» What is being asked: What is needed is a verbatim copy of each record below.

Stored entries
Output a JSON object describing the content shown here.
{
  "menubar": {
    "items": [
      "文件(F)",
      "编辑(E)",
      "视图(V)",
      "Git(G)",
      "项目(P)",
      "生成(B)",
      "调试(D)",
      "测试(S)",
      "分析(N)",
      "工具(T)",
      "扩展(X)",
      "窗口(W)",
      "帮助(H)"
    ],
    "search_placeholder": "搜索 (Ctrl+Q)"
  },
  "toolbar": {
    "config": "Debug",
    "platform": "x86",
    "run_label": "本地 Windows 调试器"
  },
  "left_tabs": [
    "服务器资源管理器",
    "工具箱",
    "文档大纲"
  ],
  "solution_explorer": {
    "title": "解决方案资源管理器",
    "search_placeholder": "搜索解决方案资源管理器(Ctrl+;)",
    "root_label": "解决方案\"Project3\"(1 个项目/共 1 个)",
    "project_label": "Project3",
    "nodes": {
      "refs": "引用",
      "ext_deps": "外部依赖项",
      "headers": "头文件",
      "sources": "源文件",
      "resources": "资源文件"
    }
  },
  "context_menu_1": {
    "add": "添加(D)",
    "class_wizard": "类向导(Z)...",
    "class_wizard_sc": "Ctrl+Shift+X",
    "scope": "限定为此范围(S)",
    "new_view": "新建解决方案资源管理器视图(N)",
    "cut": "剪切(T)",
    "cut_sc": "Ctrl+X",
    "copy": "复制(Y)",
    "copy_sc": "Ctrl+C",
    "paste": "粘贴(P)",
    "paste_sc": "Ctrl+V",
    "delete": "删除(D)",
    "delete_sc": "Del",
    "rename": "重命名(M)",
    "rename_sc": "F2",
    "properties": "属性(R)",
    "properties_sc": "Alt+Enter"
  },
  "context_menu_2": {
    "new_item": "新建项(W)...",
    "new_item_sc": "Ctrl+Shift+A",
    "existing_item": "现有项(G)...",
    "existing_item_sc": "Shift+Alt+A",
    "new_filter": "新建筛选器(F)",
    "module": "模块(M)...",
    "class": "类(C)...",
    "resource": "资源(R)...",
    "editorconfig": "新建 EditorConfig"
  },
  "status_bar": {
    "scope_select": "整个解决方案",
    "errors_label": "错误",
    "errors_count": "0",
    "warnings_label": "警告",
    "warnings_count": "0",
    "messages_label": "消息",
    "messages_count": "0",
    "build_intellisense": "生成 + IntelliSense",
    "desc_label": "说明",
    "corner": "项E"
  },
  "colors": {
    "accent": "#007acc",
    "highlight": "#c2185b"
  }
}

» Solution to this task:
Output a JSON object describing the content shown here.
{
  "menubar": {
    "items": [
      "文件(F)",
      "编辑(E)",
      "视图(V)",
      "Git(G)",
      "项目(P)",
      "生成(B)",
      "调试(D)",
      "测试(S)",
      "分析(N)",
      "工具(T)",
      "扩展(X)",
      "窗口(W)",
      "帮助(H)"
    ],
    "search_placeholder": "搜索 (Ctrl+Q)"
  },
  "toolbar": {
    "config": "Debug",
    "platform": "x86",
    "run_label": "本地 Windows 调试器"
  },
  "left_tabs": [
    "服务器资源管理器",
    "工具箱",
    "文档大纲"
  ],
  "solution_explorer": {
    "title": "解决方案资源管理器",
    "search_placeholder": "搜索解决方案资源管理器(Ctrl+;)",
    "root_label": "解决方案\"Project3\"(1 个项目/共 1 个)",
    "project_label": "Project3",
    "nodes": {
      "refs": "引用",
      "ext_deps": "外部依赖项",
      "headers": "头文件",
      "sources": "源文件",
      "resources": "资源文件"
    }
  },
  "context_menu_1": {
    "add": "添加(D)",
    "class_wizard": "类向导(Z)...",
    "class_wizard_sc": "Ctrl+Shift+X",
    "scope": "限定为此范围(S)",
    "new_view": "新建解决方案资源管理器视图(N)",
    "cut": "剪切(T)",
    "cut_sc": "Ctrl+X",
    "copy": "复制(Y)",
    "copy_sc": "Ctrl+C",
    "paste": "粘贴(P)",
    "paste_sc": "Ctrl+V",
    "delete": "删除(D)",
    "delete_sc": "Del",
    "rename": "重命名(M)",
    "rename_sc": "F2",
    "properties": "属性(R)",
    "properties_sc": "Alt+Enter"
  },
  "context_menu_2": {
    "new_item": "新建项(W)...",
    "new_item_sc": "Ctrl+Shift+A",
    "existing_item": "现有项(G)...",
    "existing_item_sc": "Shift+Alt+A",
    "new_filter": "新建筛选器(F)",
    "module": "模块(M)...",
    "class": "类(C)...",
    "resource": "资源(R)...",
    "editorconfig": "新建 EditorConfig"
  },
  "status_bar": {
    "scope_select": "整个解决方案",
    "errors_label": "错误",
    "errors_count": "0",
    "warnings_label": "警告",
    "warnings_count": "0",
    "messages_label": "消息",
    "messages_count": "0",
    "build_intellisense": "生成 + IntelliSense",
    "desc_label": "说明",
    "corner": "项E"
  },
  "colors": {
    "accent": "#007acc",
    "highlight": "#c2185b"
  }
}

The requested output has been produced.